1999, R, 90 min. Directed by Scott Smith. Starring David Gren, Sean Amsing, Brent Glenen, Crystal Buble, Kett Turton, Brendan Fletcher.
REVIEWED By Kimberley Jones, Fri., March 23, 2001

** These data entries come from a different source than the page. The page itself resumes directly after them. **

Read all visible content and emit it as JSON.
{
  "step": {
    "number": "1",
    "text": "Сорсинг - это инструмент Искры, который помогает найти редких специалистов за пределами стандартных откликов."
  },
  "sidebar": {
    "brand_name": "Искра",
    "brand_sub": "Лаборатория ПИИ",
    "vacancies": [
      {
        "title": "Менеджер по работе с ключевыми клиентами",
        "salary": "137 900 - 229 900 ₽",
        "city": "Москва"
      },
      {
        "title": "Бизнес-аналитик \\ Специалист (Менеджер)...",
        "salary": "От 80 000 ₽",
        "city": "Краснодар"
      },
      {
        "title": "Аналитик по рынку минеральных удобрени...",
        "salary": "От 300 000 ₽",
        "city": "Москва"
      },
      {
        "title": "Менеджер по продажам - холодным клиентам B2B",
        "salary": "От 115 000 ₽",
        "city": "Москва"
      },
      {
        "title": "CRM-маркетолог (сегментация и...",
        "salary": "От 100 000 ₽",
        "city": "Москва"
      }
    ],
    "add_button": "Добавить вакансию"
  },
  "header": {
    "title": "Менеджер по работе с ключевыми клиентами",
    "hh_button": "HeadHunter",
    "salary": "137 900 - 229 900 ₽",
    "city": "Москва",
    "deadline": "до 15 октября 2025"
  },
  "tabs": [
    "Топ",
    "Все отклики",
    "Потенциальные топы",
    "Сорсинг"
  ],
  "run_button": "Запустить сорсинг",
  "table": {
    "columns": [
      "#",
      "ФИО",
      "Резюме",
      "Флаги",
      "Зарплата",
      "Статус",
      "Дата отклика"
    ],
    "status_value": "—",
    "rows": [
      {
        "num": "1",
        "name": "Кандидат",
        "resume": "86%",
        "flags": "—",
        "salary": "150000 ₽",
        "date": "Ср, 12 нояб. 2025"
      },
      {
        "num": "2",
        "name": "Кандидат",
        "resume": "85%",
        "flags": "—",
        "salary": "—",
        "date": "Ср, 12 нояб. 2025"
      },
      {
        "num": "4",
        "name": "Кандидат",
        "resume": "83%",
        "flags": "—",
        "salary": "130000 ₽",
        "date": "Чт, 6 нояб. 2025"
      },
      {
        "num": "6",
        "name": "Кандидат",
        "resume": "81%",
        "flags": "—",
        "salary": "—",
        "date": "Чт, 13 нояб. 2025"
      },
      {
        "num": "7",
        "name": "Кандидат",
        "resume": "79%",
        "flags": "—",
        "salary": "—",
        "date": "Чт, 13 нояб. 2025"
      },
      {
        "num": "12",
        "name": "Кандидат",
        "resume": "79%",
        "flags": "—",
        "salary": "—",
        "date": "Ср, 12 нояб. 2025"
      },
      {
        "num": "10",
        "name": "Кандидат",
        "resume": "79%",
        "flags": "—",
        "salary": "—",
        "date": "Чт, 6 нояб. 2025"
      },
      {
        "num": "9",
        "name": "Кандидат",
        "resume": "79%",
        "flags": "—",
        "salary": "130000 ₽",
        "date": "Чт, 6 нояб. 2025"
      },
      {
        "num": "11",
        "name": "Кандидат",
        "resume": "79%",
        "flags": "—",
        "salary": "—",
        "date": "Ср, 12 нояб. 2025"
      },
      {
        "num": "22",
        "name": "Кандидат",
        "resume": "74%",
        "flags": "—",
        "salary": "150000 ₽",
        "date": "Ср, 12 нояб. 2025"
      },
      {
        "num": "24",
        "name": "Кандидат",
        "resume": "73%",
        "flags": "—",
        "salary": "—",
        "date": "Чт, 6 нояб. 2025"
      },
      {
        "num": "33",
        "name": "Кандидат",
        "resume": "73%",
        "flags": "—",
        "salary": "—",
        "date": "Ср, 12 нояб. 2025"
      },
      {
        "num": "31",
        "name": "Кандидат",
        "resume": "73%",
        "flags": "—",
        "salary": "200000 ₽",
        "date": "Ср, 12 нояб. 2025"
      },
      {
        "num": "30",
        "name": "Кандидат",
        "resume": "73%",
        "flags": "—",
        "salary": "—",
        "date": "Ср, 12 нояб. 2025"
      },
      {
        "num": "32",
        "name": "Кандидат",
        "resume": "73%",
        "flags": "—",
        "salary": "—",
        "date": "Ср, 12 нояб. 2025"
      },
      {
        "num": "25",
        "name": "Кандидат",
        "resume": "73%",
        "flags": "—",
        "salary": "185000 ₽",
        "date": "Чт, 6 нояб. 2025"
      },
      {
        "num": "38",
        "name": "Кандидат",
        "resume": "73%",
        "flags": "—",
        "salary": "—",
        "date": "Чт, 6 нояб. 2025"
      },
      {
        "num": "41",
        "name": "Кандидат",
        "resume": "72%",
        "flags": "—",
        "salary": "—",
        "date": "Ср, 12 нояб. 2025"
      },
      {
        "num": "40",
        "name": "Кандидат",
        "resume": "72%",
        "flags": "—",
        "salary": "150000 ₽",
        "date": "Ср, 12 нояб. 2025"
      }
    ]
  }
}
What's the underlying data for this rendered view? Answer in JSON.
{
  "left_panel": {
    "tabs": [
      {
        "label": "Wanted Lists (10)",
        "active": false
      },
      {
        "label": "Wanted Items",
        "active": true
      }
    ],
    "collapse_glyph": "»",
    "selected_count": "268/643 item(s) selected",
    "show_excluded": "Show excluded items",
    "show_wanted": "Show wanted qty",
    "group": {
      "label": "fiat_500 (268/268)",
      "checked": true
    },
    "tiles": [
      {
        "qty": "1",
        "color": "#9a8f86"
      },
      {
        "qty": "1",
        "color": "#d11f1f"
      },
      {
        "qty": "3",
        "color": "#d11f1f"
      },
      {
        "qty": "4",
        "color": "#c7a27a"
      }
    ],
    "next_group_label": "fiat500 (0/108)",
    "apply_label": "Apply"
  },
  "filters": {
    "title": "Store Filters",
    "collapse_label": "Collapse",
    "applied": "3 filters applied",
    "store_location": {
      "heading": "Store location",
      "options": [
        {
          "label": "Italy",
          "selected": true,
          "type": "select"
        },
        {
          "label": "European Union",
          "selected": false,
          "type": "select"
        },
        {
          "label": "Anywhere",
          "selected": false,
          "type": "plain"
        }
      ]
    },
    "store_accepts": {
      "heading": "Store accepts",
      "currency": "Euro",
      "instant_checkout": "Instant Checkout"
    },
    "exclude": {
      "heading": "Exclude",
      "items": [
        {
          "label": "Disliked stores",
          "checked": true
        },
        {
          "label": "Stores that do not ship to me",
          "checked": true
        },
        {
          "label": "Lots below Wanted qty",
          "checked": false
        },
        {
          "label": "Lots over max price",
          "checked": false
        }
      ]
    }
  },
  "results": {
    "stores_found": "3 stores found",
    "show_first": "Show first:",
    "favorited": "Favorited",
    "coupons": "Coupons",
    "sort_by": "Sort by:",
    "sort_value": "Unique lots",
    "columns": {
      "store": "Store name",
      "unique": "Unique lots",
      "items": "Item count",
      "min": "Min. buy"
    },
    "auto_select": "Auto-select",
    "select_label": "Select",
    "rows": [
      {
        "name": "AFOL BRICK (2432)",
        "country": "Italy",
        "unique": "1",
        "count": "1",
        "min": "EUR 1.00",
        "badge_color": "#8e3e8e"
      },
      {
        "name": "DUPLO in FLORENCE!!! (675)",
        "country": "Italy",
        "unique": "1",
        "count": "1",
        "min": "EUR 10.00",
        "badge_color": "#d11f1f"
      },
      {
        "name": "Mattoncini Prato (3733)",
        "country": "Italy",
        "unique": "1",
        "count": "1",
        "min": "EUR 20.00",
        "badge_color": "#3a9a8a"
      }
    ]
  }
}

rollercoaster is like an afterschool special from hell, if hell were Canada and that pesky VD didn't get cleared up by the end of the hour. The film jackhammers out the gate as five teenagers pull into an empty parking lot, pile out of the station wagon (borrowed from a counselor at their group home), and proceed to kick the crap out of it. It's a violent, inexplicable moment, and much of what follows is the same: passionate but pretty stupid. Ain't it grand being 15 and disaffected? The five teens break into an abandoned amusement park for a renegade day of booze, pills, and general destruction. Quasi-spiritual Chloe is pregnant by tortured-yet-poetic Darren; Darren's little brother Justin, a talented artist, is silent and scowling; Stick is a hyperkinetic bully with a wicked sense of humor; and Sanj is, well, a superfluous character with little to do or say. Together, they con a security guard into turning on some of the rides for them, but not without a price (one that is disturbing but not at all surprising). Eventually the misfit teens steal the keys and lock the guard on one of the rides in perpetual, stomach-churning motion, thus crowning themselves kings of the park for a day. In the course of that day, a lot of dirty laundry is aired, more Jerry Springer than afterschool special: confused sexuality, promiscuity, molestation, drug & alcohol abuse, teen pregnancy, even a suicide pact. It reeks of melodrama (as adolescence usually does) and the script fails more often than not. Too many issues, dealt with too heavy a hand. In plot and in theme, the film calls to mind Kids, photographer Larry Clark's 1995 foray into the seedy, sickly world of urban teens with nothing better to do but sex and drugs. Although it boasts a conscience Kids never could, rollercoaster doesn't impress the same; ragged though it may have been, Clark's film at least stuck with you -- for weeks after, like grime under the nails that simply can't be gotten to. Where Kids roared, rollercoaster only mews, pitifully. However, rollercoaster has two very big things working for it (as did Kids): the photography and the cast of kids. The film is remarkably shot, and the deserted park provides a perfect melding of desolation and magic -- it's dirty and lifeless until the kids literally wake it from the dead, then it's a fantasy world colored with neon lights and carnival music. And the actors are dead-on in their depiction of that awkward, sticky phase of life. Actually, it's at times a little embarrassing to watch -- their melancholy stares into space and vaguely pathetic condemnations of society -- maybe because in years and in memory, I'm still relatively close to that age, where everything seems huge and mournful. (Granted, the abandoned teens here have it worse than your average suburban brat.) Still, you just want to shake these kids and tell them it really does get better. Particularly powerful is Stick (played by Fletcher, who's won numerous awards for the portrayal). He's a kid straight out of anyone's high school recollections: mean and cocksure and foolishly destructive. As the hours pass, Stick undergoes a tremendous transformation, and Fletcher expertly reveals the sensitivity and heartache underneath Stick's jackass veneer. None of the other kids are quite as impressive but they handle the material ably (especially the tight-lipped and sullen Glenen as the younger brother). First-time director (and writer) Scott Smith deserves praise for not ending this one all shiny happy, but it's just so damn predictable. rollercoaster is a well acted, well shot first effort, but just like adolescence, you've got to hope there's something better down the line.